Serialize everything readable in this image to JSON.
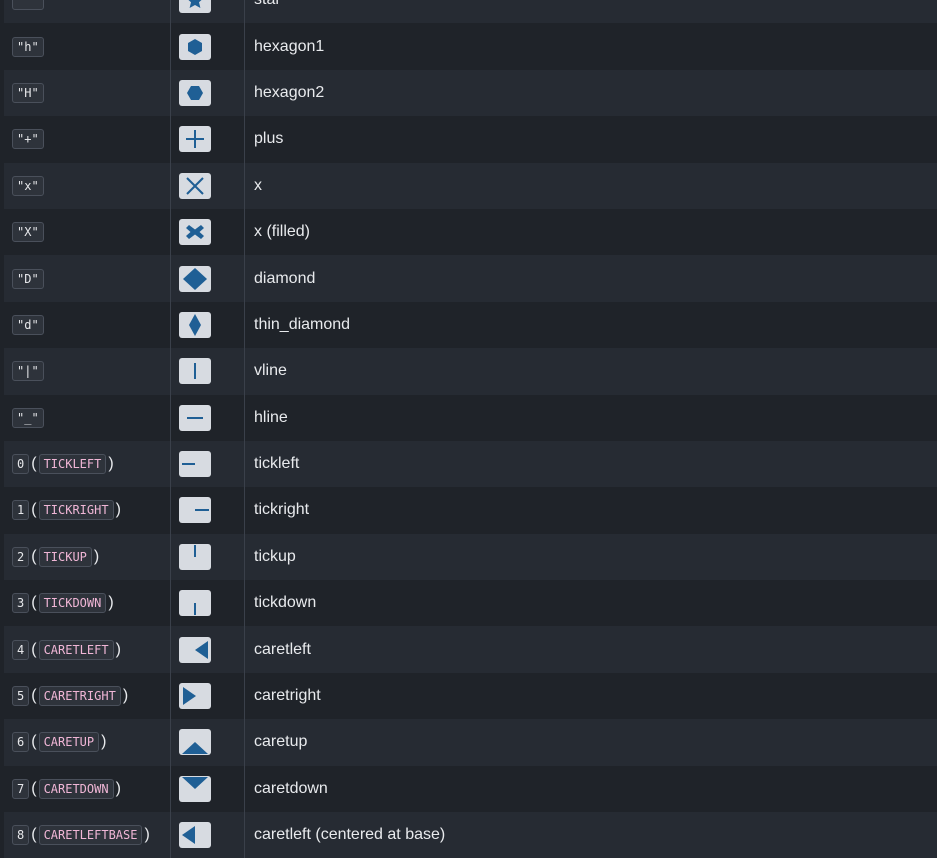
{
  "colors": {
    "marker": "#1f5f95",
    "swatch_bg": "#d7dbe1"
  },
  "rows": [
    {
      "code": "",
      "marker_icon": "star-icon",
      "description": "star"
    },
    {
      "code": "\"h\"",
      "marker_icon": "hexagon1-icon",
      "description": "hexagon1"
    },
    {
      "code": "\"H\"",
      "marker_icon": "hexagon2-icon",
      "description": "hexagon2"
    },
    {
      "code": "\"+\"",
      "marker_icon": "plus-icon",
      "description": "plus"
    },
    {
      "code": "\"x\"",
      "marker_icon": "x-icon",
      "description": "x"
    },
    {
      "code": "\"X\"",
      "marker_icon": "x-filled-icon",
      "description": "x (filled)"
    },
    {
      "code": "\"D\"",
      "marker_icon": "diamond-icon",
      "description": "diamond"
    },
    {
      "code": "\"d\"",
      "marker_icon": "thin-diamond-icon",
      "description": "thin_diamond"
    },
    {
      "code": "\"|\"",
      "marker_icon": "vline-icon",
      "description": "vline"
    },
    {
      "code": "\"_\"",
      "marker_icon": "hline-icon",
      "description": "hline"
    },
    {
      "code": "0",
      "constant": "TICKLEFT",
      "marker_icon": "tickleft-icon",
      "description": "tickleft"
    },
    {
      "code": "1",
      "constant": "TICKRIGHT",
      "marker_icon": "tickright-icon",
      "description": "tickright"
    },
    {
      "code": "2",
      "constant": "TICKUP",
      "marker_icon": "tickup-icon",
      "description": "tickup"
    },
    {
      "code": "3",
      "constant": "TICKDOWN",
      "marker_icon": "tickdown-icon",
      "description": "tickdown"
    },
    {
      "code": "4",
      "constant": "CARETLEFT",
      "marker_icon": "caretleft-icon",
      "description": "caretleft"
    },
    {
      "code": "5",
      "constant": "CARETRIGHT",
      "marker_icon": "caretright-icon",
      "description": "caretright"
    },
    {
      "code": "6",
      "constant": "CARETUP",
      "marker_icon": "caretup-icon",
      "description": "caretup"
    },
    {
      "code": "7",
      "constant": "CARETDOWN",
      "marker_icon": "caretdown-icon",
      "description": "caretdown"
    },
    {
      "code": "8",
      "constant": "CARETLEFTBASE",
      "marker_icon": "caretleftbase-icon",
      "description": "caretleft (centered at base)"
    }
  ]
}
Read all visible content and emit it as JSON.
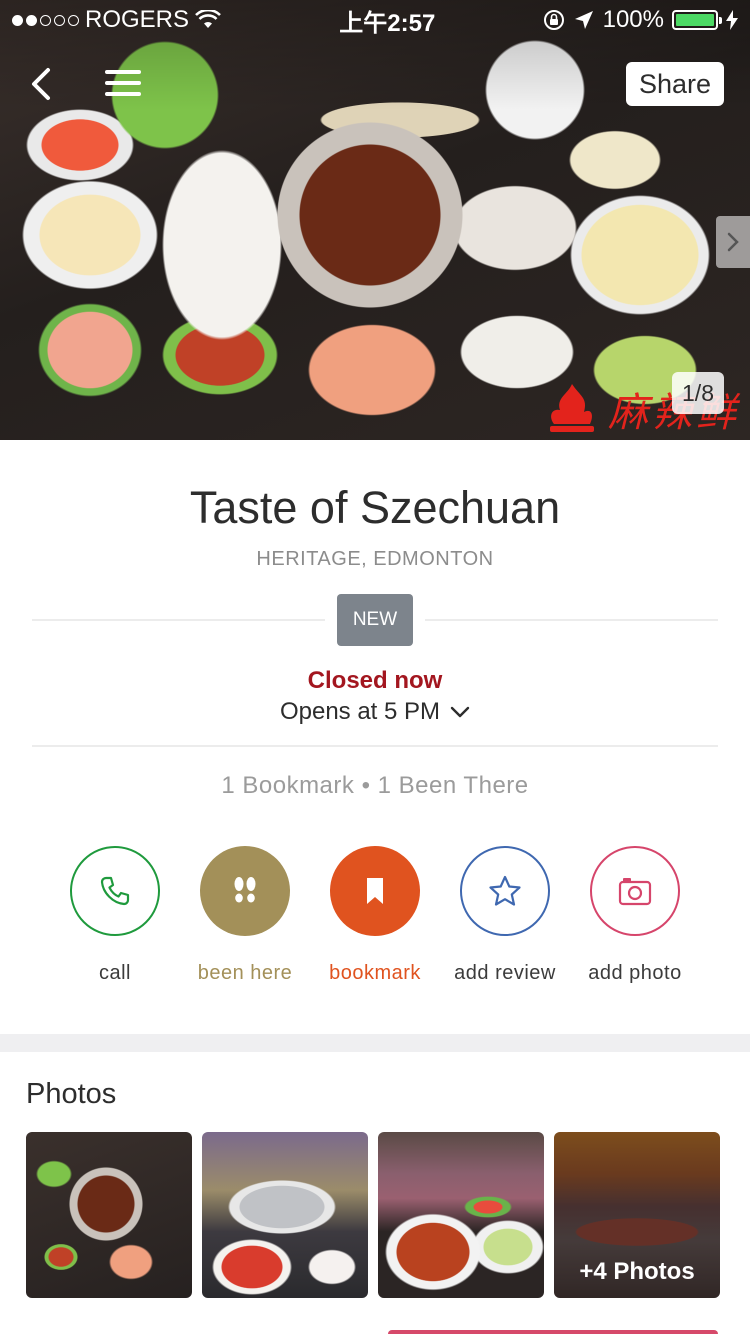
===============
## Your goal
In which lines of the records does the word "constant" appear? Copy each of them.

## Answer to this exercise
      "constant": "TICKLEFT",
      "constant": "TICKRIGHT",
      "constant": "TICKUP",
      "constant": "TICKDOWN",
      "constant": "CARETLEFT",
      "constant": "CARETRIGHT",
      "constant": "CARETUP",
      "constant": "CARETDOWN",
      "constant": "CARETLEFTBASE",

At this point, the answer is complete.